Collaboration on energy efficient cold magnets

2021-02-05

The European Regional Structural Fund Programme for Småland and Islands and Region Kronoberg have decided to contribute to a new collaboration project with Uppsala University, Linnaeus University and a cluster of technology companies in the province of Småland. The project of SEK 19 million aims to develop energy efficient superconducting magnets where research and technical development can be combined to create global competitiveness.

vertical cryostat
Top of the five-metre-deep thermos (vertical cryostat), which will be used to cool down the magnet prototype to –270 degrees Celsius during the tests at FREIA laboratory.
Photograph: Mikael Wallerstedt

We are on the cusp of a technological transition from “warm” normal conducting magnets to “cold” superconducting magnets. Normal conducting warm magnets use water-cooled or air-cooled cables, while superconducting cold magnets use a superconducting effect created when cooling using liquid helium.
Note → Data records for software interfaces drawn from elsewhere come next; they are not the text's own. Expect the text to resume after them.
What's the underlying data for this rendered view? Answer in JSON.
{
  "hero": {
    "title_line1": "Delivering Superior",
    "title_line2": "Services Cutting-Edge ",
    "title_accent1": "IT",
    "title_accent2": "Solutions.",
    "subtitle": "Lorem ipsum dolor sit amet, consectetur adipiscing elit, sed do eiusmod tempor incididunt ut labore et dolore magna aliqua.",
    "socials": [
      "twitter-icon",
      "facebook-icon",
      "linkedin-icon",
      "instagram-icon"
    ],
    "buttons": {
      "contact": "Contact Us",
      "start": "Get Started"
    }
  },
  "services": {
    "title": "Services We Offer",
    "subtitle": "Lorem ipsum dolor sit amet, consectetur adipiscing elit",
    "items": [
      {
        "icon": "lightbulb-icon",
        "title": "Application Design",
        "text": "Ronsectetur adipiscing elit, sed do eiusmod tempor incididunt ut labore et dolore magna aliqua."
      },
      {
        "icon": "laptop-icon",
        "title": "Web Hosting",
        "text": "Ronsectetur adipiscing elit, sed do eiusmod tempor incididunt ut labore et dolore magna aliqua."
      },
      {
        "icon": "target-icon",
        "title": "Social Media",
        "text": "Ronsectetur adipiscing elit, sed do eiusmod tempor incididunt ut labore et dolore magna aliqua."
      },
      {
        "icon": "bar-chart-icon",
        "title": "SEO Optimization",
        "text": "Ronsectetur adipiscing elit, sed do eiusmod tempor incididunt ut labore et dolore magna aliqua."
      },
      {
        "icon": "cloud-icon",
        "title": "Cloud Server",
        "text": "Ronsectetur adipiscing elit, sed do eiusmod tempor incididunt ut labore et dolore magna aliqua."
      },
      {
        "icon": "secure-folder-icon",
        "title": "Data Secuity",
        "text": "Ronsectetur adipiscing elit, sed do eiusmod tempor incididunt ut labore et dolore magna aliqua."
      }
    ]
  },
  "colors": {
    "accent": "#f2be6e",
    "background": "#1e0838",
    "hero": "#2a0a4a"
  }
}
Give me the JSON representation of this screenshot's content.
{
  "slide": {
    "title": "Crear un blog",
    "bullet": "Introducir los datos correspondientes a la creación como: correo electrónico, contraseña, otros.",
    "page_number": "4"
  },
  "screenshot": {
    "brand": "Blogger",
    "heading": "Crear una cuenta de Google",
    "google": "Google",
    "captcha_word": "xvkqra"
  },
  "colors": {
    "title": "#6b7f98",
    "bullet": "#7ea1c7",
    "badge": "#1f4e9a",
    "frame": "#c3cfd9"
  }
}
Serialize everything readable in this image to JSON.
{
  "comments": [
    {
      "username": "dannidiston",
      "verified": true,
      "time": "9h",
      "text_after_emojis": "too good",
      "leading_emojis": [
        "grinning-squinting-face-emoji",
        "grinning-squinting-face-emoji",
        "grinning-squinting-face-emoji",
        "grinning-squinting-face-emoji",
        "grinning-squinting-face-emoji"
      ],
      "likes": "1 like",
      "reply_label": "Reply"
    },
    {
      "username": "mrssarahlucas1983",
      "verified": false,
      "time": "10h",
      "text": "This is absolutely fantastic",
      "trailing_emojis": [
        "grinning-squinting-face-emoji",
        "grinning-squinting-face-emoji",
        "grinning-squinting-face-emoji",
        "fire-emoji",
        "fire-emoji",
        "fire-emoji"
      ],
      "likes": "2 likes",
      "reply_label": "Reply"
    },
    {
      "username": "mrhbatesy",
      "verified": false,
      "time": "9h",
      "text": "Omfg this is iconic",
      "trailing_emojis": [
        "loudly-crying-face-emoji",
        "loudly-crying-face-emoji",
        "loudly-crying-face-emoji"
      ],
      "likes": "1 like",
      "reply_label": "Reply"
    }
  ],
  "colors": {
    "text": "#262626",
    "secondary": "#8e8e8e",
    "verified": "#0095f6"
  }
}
These superconducting magnets, which place high demands on design and manufacturing, enable much higher current density than normal conducting magnets. This allows them to be much smaller while achieving a higher magnetic field with a reduction in total energy consumption.

Mature technology

To enable development and manufacturing of these magnets requires collaboration in innovation between research and industry. The project Disseminating technology for cold magnets to provide access to a wider international market, which has now received financial support from the European Regional Development Fund (ERDF) and Region Kronoberg, hopes to combine expertise within research, business, technology and innovation to compete on a global market.

The theory and technologies behind superconducting magnets are relatively mature, but to date no manufacturing has begun in Sweden. The project will use new manufacturing technologies to produce an innovative new type of magnetic design (canted cosine-theta design) that can be used to control charged particles, like electrons and protons. By adding some technology and business model skills development, the participating companies in Småland have the necessary basic expertise to be able to learn to manufacture superconducting magnets. Uppsala University and Linnaeus University will provide this skills development.

Need each other

Olof Karis
Olof Karis, professor at the Department of Physics
and Astronomy and the head of the project.
Photo: Mikael Wallerstedt

The project participants complement each other, and they supply services and manufacture parts relevant for the project, which is a prerequisite for growth and skills development.

“The project is intended to expand knowledge and skill sets and improve the ability to innovate in a grouping of companies in Småland, which will eventually benefit the entire business community throughout the Kronoberg region. Uppsala University, Linnaeus University and these companies in Småland combine their unique areas of expertise,” says Olof Karis, professor at the Department of Physics and Astronomy and the head of the project. “We need industrial partners to allow us to develop research. And companies need us for their own skills development.”

A prototype is the first step

The project participants believe that superconducting magnets will become increasingly important tools within science, medicine and industry. The first step toward this goal is to manufacture a prototype for CERN in Switzerland using methods and technologies that are more environmentally friendly than used by currently established manufacturing.

“CERN plans to use these superconducting magnets to upgrade their large accelerator. Other large research facilities are interested in these magnets. In the future, we can also use them for such applications as cancer therapies,” says Roger Ruber, researcher at the Department of Physics and Astronomy and in charge of technology in the project.

The hope is that the project will provide the first complete development of these types of magnets in Sweden.

“We are offering industry the opportunity to master this essential technology,” says Olof Karis. “Superconducting magnets definitely have major potential in leading to a paradigm shift for applications needing large magnets. They will also be a more environmentally friendly alternative.”

Anna Malmberg

COLLABORATIVE PARTNERS IN THE PROJECT

Uppsala University is providing FREIA Laboratory as research infrastructure of national interest along with technical resources and staff for activities intersecting basic research and collaboration with industry. FREIA Laboratory will develop the magnet and test it in its superconducting state at –270 degrees Celsius to confirm its characteristics.

Linnaeus University is very active within business and economics and within technology. The Department of Mechanical Engineering specialises in product development, where they are developing new theories within product development and product design. Within business and economics, they study entrepreneurship, management and organisation. The Department of Accounting and Logistics studies how to make processes in the supply chain more effective.

Scanditronix Magnet AB specialises in developing and manufacturing normal conducting warm electromagnets for use in particle accelerators. The magnets are used to control and influence particle beams in the accelerators. Scanditronix Magnet’s task will be to take care of the procurement, manufacture and installation of all the parts for the superconducting magnet.

Ryd-Verken AB specialises in tool manufacturing, advanced processing and pressing. The company has large, advanced processing machines needed for this project. Ryd-Verken will perform the advance processing of the metre-long magnet spindles with three-dimensional grooves for superconducting cables.

Vattenskärningsteknik i Vislanda AB specialises in abrasive water jet cutting. Since its founding, the company has continually invested in the latest technology and equipment for the highest possible precision, something that is essential for meeting the strict specifications of the project.